  1. A national development policy that incorporates a human rights-based approach can provide the framework and momentum needed to start applying this approach to various development sectors, such as water and sanitation.
  2. The human right to water can provide a guiding framework for designing and implementing water and sanitation programs, ensuring that goals and targets focus on ensuring the right to sufficient, safe, acceptable, physically accessible and affordable water and sanitation facilities, and that the process towards reaching those goals is informed by human rights principles.
  3. Using a human rights lens broadens the analysis of water and sanitation matters, integrating, for example, issues of discrimination, corruption and weak governance. In doing so, it enables development practitioners to design more appropriate and informed policy and programmatic responses that specifically target these issues.


  1. The World Bank, Philippines Overview:www.worldbank.org/en/country/philippines/overview.
  2. Philippines UNDAF 2011-2016: www.undp.org.ph/Downloads/knowledge_products/UnitedNations/UNDAF%202012-2018.pdf.
  3. These normative standards have been defined by the Committee on Economic, Social and Cultural Rights in their interpretation of the content of the rights enshrined in the Covenant on Economic, Social and Cultural Rights.

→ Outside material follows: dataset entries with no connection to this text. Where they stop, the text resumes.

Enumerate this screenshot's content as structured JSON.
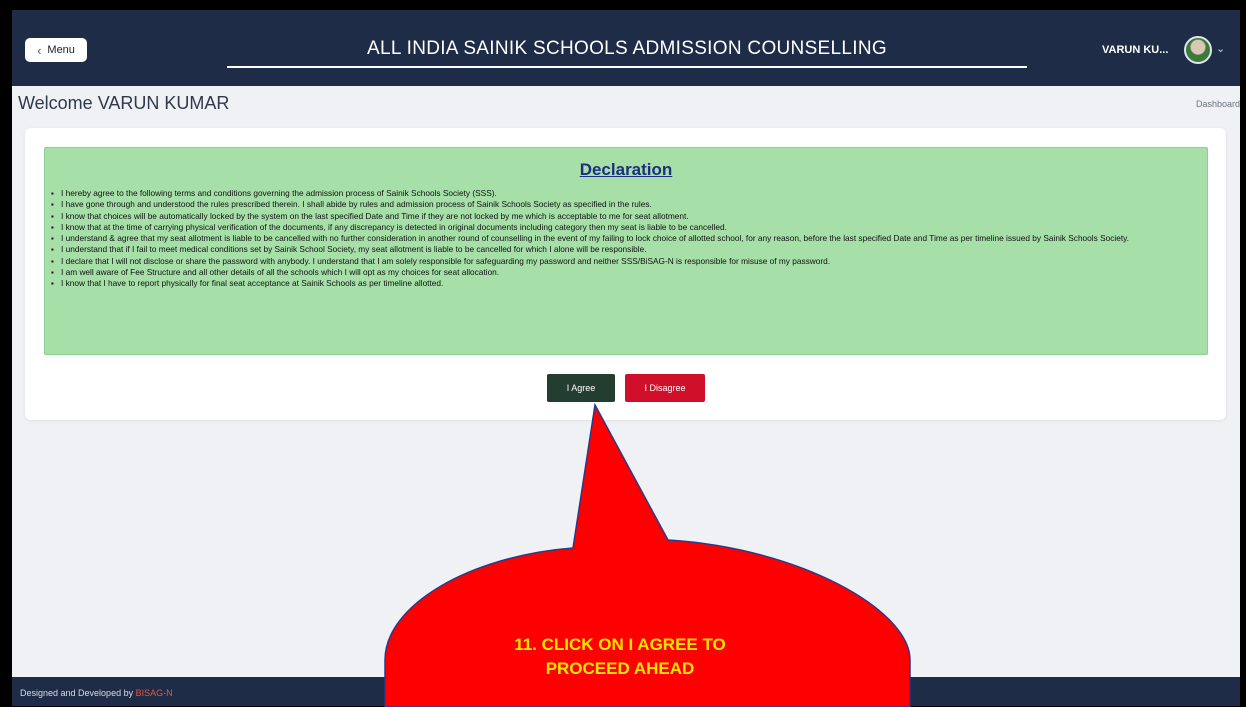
{
  "header": {
    "menu_label": "Menu",
    "title": "ALL INDIA SAINIK SCHOOLS ADMISSION COUNSELLING",
    "user_name": "VARUN KU..."
  },
  "page": {
    "welcome": "Welcome VARUN KUMAR",
    "breadcrumb": "Dashboard"
  },
  "declaration": {
    "title": "Declaration",
    "items": [
      "I hereby agree to the following terms and conditions governing the admission process of Sainik Schools Society (SSS).",
      "I have gone through and understood the rules prescribed therein. I shall abide by rules and admission process of Sainik Schools Society as specified in the rules.",
      "I know that choices will be automatically locked by the system on the last specified Date and Time if they are not locked by me which is acceptable to me for seat allotment.",
      "I know that at the time of carrying physical verification of the documents, if any discrepancy is detected in original documents including category then my seat is liable to be cancelled.",
      "I understand & agree that my seat allotment is liable to be cancelled with no further consideration in another round of counselling in the event of my failing to lock choice of allotted school, for any reason, before the last specified Date and Time as per timeline issued by Sainik Schools Society.",
      "I understand that if I fail to meet medical conditions set by Sainik School Society, my seat allotment is liable to be cancelled for which I alone will be responsible.",
      "I declare that I will not disclose or share the password with anybody. I understand that I am solely responsible for safeguarding my password and neither SSS/BiSAG-N is responsible for misuse of my password.",
      "I am well aware of Fee Structure and all other details of all the schools which I will opt as my choices for seat allocation.",
      "I know that I have to report physically for final seat acceptance at Sainik Schools as per timeline allotted."
    ],
    "agree_label": "I Agree",
    "disagree_label": "I Disagree"
  },
  "footer": {
    "prefix": "Designed and Developed by ",
    "brand": "BISAG-N"
  },
  "annotation": {
    "line1": "11. CLICK ON I AGREE TO",
    "line2": "PROCEED AHEAD"
  },
  "colors": {
    "navbar": "#1f2c47",
    "declaration_bg": "#a6dfa8",
    "agree_button": "#243d31",
    "disagree_button": "#d0102a",
    "callout_fill": "#ff0000",
    "callout_text": "#ffe600"
  }
}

  4. www.neda.gov.ph/PDP/2011-2016/CHAPTER%201.pdf.
  5. The Philippines, Universal Periodic Review, Report of the Working Group on the Universal Periodic Review. The Philippines 23 May 2008 A/HRC/8/28.
  6. Report of the Special Rapporteur on the situation of human rights and fundamental freedoms of indigenous people, Mr. Rodolfo Stavenhagen, Mission to the Philippines, March 2003: http://daccess-dds-ny.un.org/doc/UNDOC/GEN/G03/115/21/PDF/G0311521.pdf?OpenElement.
  7. Access to an “improved water source” refers to access through either a household connection, public standpipe, borehole, protected dug well, protected spring or rainwater collection.
  8. Committee on the Rights of the Child, Concluding Observations, The Philippines, October 2009, CRC/C/PHL/CO/3-4.
  9. A barangay is the smallest administrative division in the Philippines and is the native Filipino term for a village, district or ward.
  10. The Local Government Code of 1991 divided the Philippines into three administrative levels: provinces, municipalities and barangays. All three are called Local Government Units. The code devolved basic services to these units, including most health services and infrastructure provision, as well as the authority to create their own revenue sources and to enter into international aid agreements.
  11. Human Rights Based Local Water and Sanitation Governance Water Toolbox: www.mdgf1919-salintubig.org.ph/lwg/.
  12. United Nations funding assistances was received through the UNDP Spanish Achievement Fund MDGF 1919.

Related Resources